“But now a psychic chasm separated these two. The bearded man was Joseph Smith’s oldest son, who, following his mother’s idealizing account of his father’s life, preached that his father had not been a polygamist. This man, Joseph Smith III, had made an anti-polygamy crusade a central focus of the church he headed, the Reorganized Church of Jesus Christ of Latter Day Saints. When he made missionary trips to Utah, he spent time trying to discount any possible evidence that his father had married plural wives. When Utah Mormons produced wife after wife, Joseph III interviewed them with careful legalistic questions to disallow the evidence of documents and testimonies of surviving veterans of Nauvoo. The woman in the cottage was Melissa Lott Willes, who had lived with young Joseph in the Nauvoo House and had led him to and from school every day. Mormons in Salt Lake had told Joseph III that Melissa had married his father, and so he had stopped in Lehi to renew an old acquaintance and to once more confront a personal demon, his father’s polygamy.

“Melissa and Joseph both left versions of the subsequent conversation. According to an affidavit by Melissa given eight years after the event, Joseph Smith III asked if she would answer ‘a few plain questions’ for his own special benefit.

“‘I will do so with pleasure,’ answered Melissa.

“‘Were you married to my father?’ asked Joseph.

“‘Yes,’ answered Melissa flatly.


“Melissa handed Joseph the Lott family Bible and opened it to a page of genealogical information entered in the hand of her father, Cornelius Lott. ‘You’ll find it there,’ she said.

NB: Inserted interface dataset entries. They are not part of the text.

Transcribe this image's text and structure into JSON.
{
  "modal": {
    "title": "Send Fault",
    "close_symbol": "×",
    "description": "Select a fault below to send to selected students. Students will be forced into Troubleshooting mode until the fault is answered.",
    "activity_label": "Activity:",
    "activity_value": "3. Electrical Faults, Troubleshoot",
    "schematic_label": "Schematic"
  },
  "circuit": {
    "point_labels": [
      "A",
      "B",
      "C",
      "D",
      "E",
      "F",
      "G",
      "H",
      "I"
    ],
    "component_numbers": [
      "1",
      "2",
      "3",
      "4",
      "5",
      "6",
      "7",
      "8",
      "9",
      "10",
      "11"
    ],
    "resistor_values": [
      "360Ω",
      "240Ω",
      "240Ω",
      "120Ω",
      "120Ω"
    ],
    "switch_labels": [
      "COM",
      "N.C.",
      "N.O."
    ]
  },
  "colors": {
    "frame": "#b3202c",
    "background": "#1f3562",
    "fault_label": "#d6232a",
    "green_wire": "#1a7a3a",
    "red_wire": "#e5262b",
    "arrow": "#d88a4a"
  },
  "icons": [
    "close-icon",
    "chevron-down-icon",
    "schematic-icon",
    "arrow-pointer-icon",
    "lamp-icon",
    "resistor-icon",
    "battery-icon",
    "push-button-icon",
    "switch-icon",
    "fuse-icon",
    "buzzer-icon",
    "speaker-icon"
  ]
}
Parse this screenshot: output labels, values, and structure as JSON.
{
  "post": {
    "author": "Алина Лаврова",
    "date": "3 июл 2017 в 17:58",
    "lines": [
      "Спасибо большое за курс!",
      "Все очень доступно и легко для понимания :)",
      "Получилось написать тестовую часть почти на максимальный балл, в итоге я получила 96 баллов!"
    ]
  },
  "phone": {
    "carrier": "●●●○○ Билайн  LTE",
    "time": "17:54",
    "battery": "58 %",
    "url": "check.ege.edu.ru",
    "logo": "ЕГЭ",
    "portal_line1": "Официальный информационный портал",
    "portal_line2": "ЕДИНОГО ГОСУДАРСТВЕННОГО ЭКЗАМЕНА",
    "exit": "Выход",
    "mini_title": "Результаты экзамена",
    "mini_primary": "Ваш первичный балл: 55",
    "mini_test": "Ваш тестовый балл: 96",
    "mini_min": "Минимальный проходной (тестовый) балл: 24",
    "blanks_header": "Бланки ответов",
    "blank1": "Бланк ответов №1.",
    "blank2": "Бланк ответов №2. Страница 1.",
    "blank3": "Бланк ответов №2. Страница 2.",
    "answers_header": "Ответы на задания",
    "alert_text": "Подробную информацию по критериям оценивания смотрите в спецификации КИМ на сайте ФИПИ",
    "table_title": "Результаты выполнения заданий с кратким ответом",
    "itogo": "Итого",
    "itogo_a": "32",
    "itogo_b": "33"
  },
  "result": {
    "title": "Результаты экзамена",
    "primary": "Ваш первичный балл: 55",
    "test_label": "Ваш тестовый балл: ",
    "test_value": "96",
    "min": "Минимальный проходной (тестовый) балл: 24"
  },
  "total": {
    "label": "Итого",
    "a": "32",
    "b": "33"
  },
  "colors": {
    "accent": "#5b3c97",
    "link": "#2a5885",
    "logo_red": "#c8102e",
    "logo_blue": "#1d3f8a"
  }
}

“Joseph peered at the rough writing of Lott, who had managed his father’s farm in Nauvoo. It indeed recorded a marriage of Joseph and Melissa on 20 September 1843.

“The first line of Joseph’s defenses were down, so he retreated to the next. ‘Were you a wife in very deed?’ he asked. If he could prove that there was no sexuality in the alleged marriages, he might explain the unions as mere ceremonies for eternity, not authentic marriages.

“But Melissa replied, ‘Yes.’

“So Joseph resorted to his trump card: ‘Why was there no increase, say in your case?’ No children proved no sexuality, in his mind.

“Melissa answered, ‘Through no fault of either of us, lack of proper conditions on my part probably, or it might be in the wisdom of the Almighty that we should have none. The Prophet was martyred nine months after our marriage.’

“Joseph continued to press the argument: ‘Did you know of any Brother or Sister of mine by my father’s plural wives?’

“‘I did not know of any.’

“Then Joseph asked a question that showed a lack of historical perspective: ‘Did my father give his consent for you to marry Ira J. Willes?’

“‘Certainly not, your father was dead a number of years before I married Mr. Willes. I married Mr. Willes 13 May 1849, with the full understanding that it was for time only.’

“Joseph then advanced the argument that was most convincing for him, personally: ‘My mother, in the presence of witnesses, denied that my father had any wives other than her.’

“Melissa answered quickly, ‘Yes, you took your mother before Mr. Bideman, a bitter enemy of our people, and then asked such questions of her as you wished … I have no doubt that your mother told you the truth so far as she could under the circumstances; but if you had taken her by herself, as you have done me and asked your questions, she would probably have answered you as I have done.'” 

Todd Compton, In Sacred Loneliness: The Plural Wives of Joseph Smith (Salt Lake City, UT: Signature Books, 1993), 593-594.